POLSIS European Studies workshop: Broadening Approaches to the European Crisis

On Tuesday 11 February the POLSIS European Studies Research Group hosted a day-long workshop titled, 'Broadening Approaches to the European Crisis: History, Theory, Responses'. The workshop aimed to bring together scholars currently working on the European/Eurozone crisis – based both within and outside of the University of Birmingham – in order to discuss ways in which the crisis had been conceptualised and studied, to provide insight into the types of political responses witnessed, and to develop initiatives for future research collaboration amongst a group of leading scholars on the topic. It was co-funded by POLSIS and by the School of Government and Society.

The event was very successful, including participants from an range of international universities, including Universitat Pompeu Fabra, Barcelona, Free University of Brussels (ULB), Marburg University, University of Lincoln, University of Nottingham, Hildesheim University and University of Exeter.

The workshop was divided into two themes: (1) 'Contesting the European economic and political crisis', which looked at the types of opposition and protest that have been witnessed in response to the crisis and the crisis-resolution measures that have been introduced subsequently; (2) 'Politicisation, Depoliticisation and Repoliticisation of the European Union?', which looked at the responses of political parties and policy responses to the crisis.
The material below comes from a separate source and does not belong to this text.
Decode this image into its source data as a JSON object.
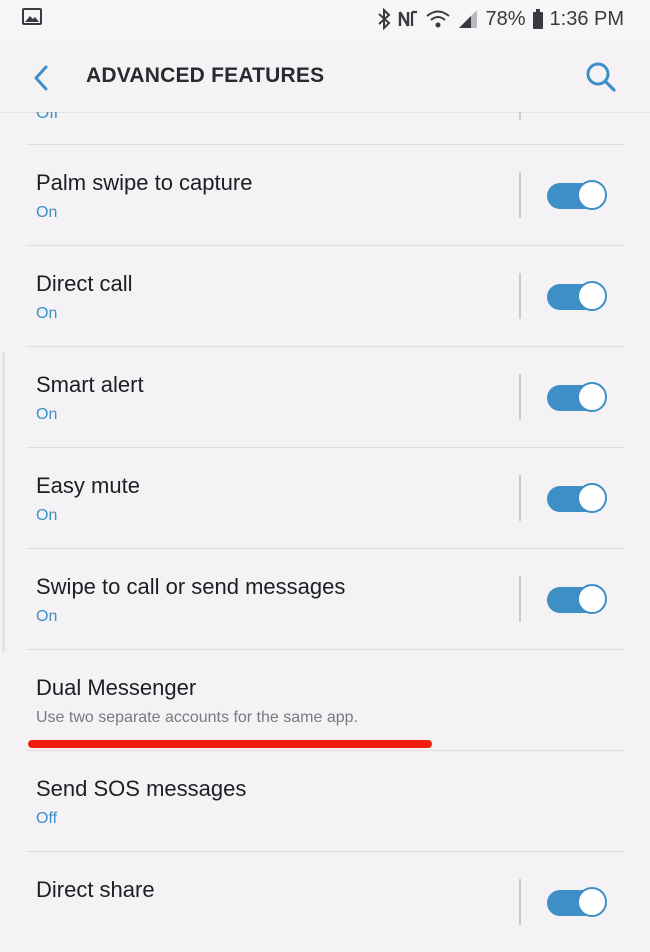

In the first theme - Contesting the European economic and political crisis – papers were presented that detailed research into European citizenship initiatives and their overlaps with more non-institutionalised forms of contestation (Louisa Parks, Lincoln), on conceptualising types of contestation with regard to European integration (Amandine Crespy, ULB) and on understanding protest as a response to neoliberalism (Oscar Berglund, Bristol). We also heard a discussion of ongoing projects looking into the role of protest in advancing European integration (David Bailey (Birmingham), Stephen Bates (Birmingham), Niko Huke (Marburg), Mònica Clua-Losada (Universitat Pompeu Fabra, Barcelona)), and comparing protest movements across western democracies (Saskia Richter (Hildesheim)).
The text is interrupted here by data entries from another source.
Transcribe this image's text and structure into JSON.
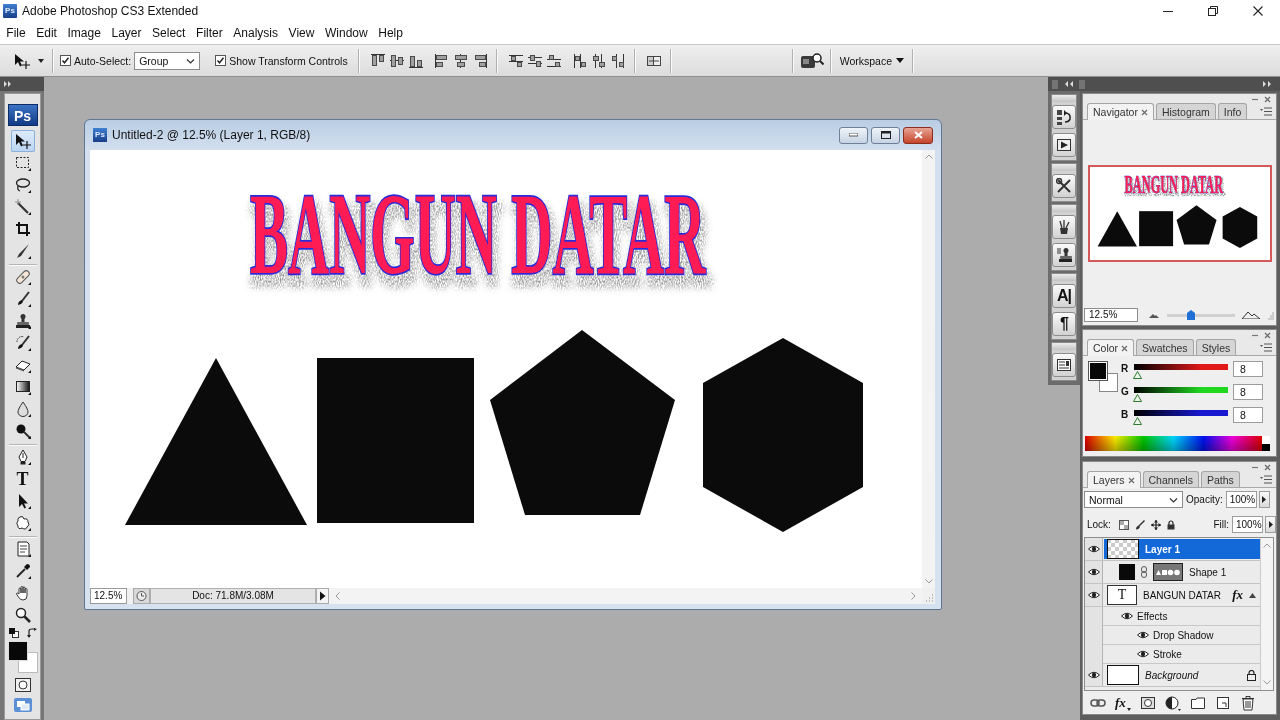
{
  "app": {
    "logo": "Ps",
    "title": "Adobe Photoshop CS3 Extended"
  },
  "menu": [
    "File",
    "Edit",
    "Image",
    "Layer",
    "Select",
    "Filter",
    "Analysis",
    "View",
    "Window",
    "Help"
  ],
  "options_bar": {
    "auto_select": {
      "label": "Auto-Select:",
      "checked": true
    },
    "auto_select_target": "Group",
    "transform_controls": {
      "label": "Show Transform Controls",
      "checked": true
    },
    "workspace": "Workspace"
  },
  "toolbox": {
    "logo": "Ps",
    "groups": [
      {
        "tools": [
          {
            "kind": "move",
            "selected": true
          },
          {
            "kind": "marquee",
            "selected": false
          },
          {
            "kind": "lasso",
            "selected": false
          },
          {
            "kind": "wand",
            "selected": false
          },
          {
            "kind": "crop",
            "selected": false
          },
          {
            "kind": "slice",
            "selected": false
          }
        ]
      },
      {
        "tools": [
          {
            "kind": "heal",
            "selected": false
          },
          {
            "kind": "brush",
            "selected": false
          },
          {
            "kind": "stamp",
            "selected": false
          },
          {
            "kind": "history",
            "selected": false
          },
          {
            "kind": "eraser",
            "selected": false
          },
          {
            "kind": "gradient",
            "selected": false
          },
          {
            "kind": "blur",
            "selected": false
          },
          {
            "kind": "dodge",
            "selected": false
          }
        ]
      },
      {
        "tools": [
          {
            "kind": "pen",
            "selected": false
          },
          {
            "kind": "type",
            "glyph": "T",
            "selected": false
          },
          {
            "kind": "path",
            "selected": false
          },
          {
            "kind": "shape",
            "selected": false
          }
        ]
      },
      {
        "tools": [
          {
            "kind": "notes",
            "selected": false
          },
          {
            "kind": "eyedropper",
            "selected": false
          },
          {
            "kind": "hand",
            "selected": false
          },
          {
            "kind": "zoom",
            "selected": false
          }
        ]
      }
    ]
  },
  "document": {
    "logo": "Ps",
    "title": "Untitled-2 @ 12.5% (Layer 1, RGB/8)",
    "canvas_text": "BANGUN DATAR",
    "zoom": "12.5%",
    "info": "Doc: 71.8M/3.08M"
  },
  "panel_dock": {
    "groups": [
      {
        "icons": [
          {
            "kind": "comps"
          },
          {
            "kind": "actions"
          }
        ]
      },
      {
        "icons": [
          {
            "kind": "tools"
          }
        ]
      },
      {
        "icons": [
          {
            "kind": "presets"
          },
          {
            "kind": "clone"
          }
        ]
      },
      {
        "icons": [
          {
            "kind": "glyph",
            "glyph": "A|"
          },
          {
            "kind": "glyph",
            "glyph": "¶"
          }
        ]
      },
      {
        "icons": [
          {
            "kind": "notes"
          }
        ]
      }
    ]
  },
  "navigator_panel": {
    "tabs": [
      {
        "label": "Navigator",
        "selected": true
      },
      {
        "label": "Histogram",
        "selected": false
      },
      {
        "label": "Info",
        "selected": false
      }
    ],
    "preview_text": "BANGUN DATAR",
    "zoom": "12.5%",
    "zoom_slider": {
      "level": 0.35
    }
  },
  "color_panel": {
    "tabs": [
      {
        "label": "Color",
        "selected": true
      },
      {
        "label": "Swatches",
        "selected": false
      },
      {
        "label": "Styles",
        "selected": false
      }
    ],
    "channels": [
      {
        "name": "R",
        "color": "#e01818",
        "level": 0.03,
        "value": "8"
      },
      {
        "name": "G",
        "color": "#20d820",
        "level": 0.03,
        "value": "8"
      },
      {
        "name": "B",
        "color": "#1818d0",
        "level": 0.03,
        "value": "8"
      }
    ]
  },
  "layers_panel": {
    "tabs": [
      {
        "label": "Layers",
        "selected": true
      },
      {
        "label": "Channels",
        "selected": false
      },
      {
        "label": "Paths",
        "selected": false
      }
    ],
    "blend_mode": "Normal",
    "opacity_label": "Opacity:",
    "opacity": "100%",
    "lock_label": "Lock:",
    "fill_label": "Fill:",
    "fill": "100%",
    "layers": [
      {
        "name": "Layer 1",
        "kind": "pixel",
        "visible": true,
        "selected": true,
        "locked": false
      },
      {
        "name": "Shape 1",
        "kind": "shape",
        "visible": true,
        "selected": false,
        "locked": false
      },
      {
        "name": "BANGUN DATAR",
        "kind": "text",
        "thumb": "T",
        "style_badge": "fx",
        "visible": true,
        "selected": false,
        "locked": false,
        "expanded": true,
        "children": [
          {
            "name": "Effects",
            "visible": true,
            "children": [
              {
                "name": "Drop Shadow",
                "visible": true
              },
              {
                "name": "Stroke",
                "visible": true
              }
            ]
          }
        ]
      },
      {
        "name": "Background",
        "kind": "background",
        "visible": true,
        "selected": false,
        "locked": true
      }
    ],
    "footer": [
      {
        "kind": "link"
      },
      {
        "kind": "fx",
        "label": "fx"
      },
      {
        "kind": "mask"
      },
      {
        "kind": "adjustment"
      },
      {
        "kind": "folder"
      },
      {
        "kind": "new"
      },
      {
        "kind": "trash"
      }
    ]
  }
}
In the second theme - Politicisation, Depoliticisation and Repoliticisation of the European Union? – papers were presented outlining research by scholars focusing on party and formal institutional responses. This included papers comparing the party responses to European integration in the UK (Isabelle Hertner (Birmingham) and Dan Keith (Exeter)), the impact of European crisis upon the degree of institutionalisation of party systems (Fernando Casal Bertoa (Nottingham)), and the impact of the crisis upon party politics in Central and Eastern Europe (Kevin Deegan-Krause (Wayne State) and Tim Haughton (Birmingham)).

The workshop was a really useful and interesting way of highlighting ongoing political changes that are emerging across Europe in response to the experience of both the global economic crisis that emerged from 2007 onwards, and the more local Eurozone crisis that hit in 2010. Key opportunities for further study were also identified – with the POLSIS European Studies Research Group aiming to develop a research project focusing on inter-disciplinary approaches to the study of European politics, which we hope will lead to a future workshop in 2015 that will further facilitate this ongoing productive engagement between scholars studying Europe from different political, theoretical and disciplinary starting points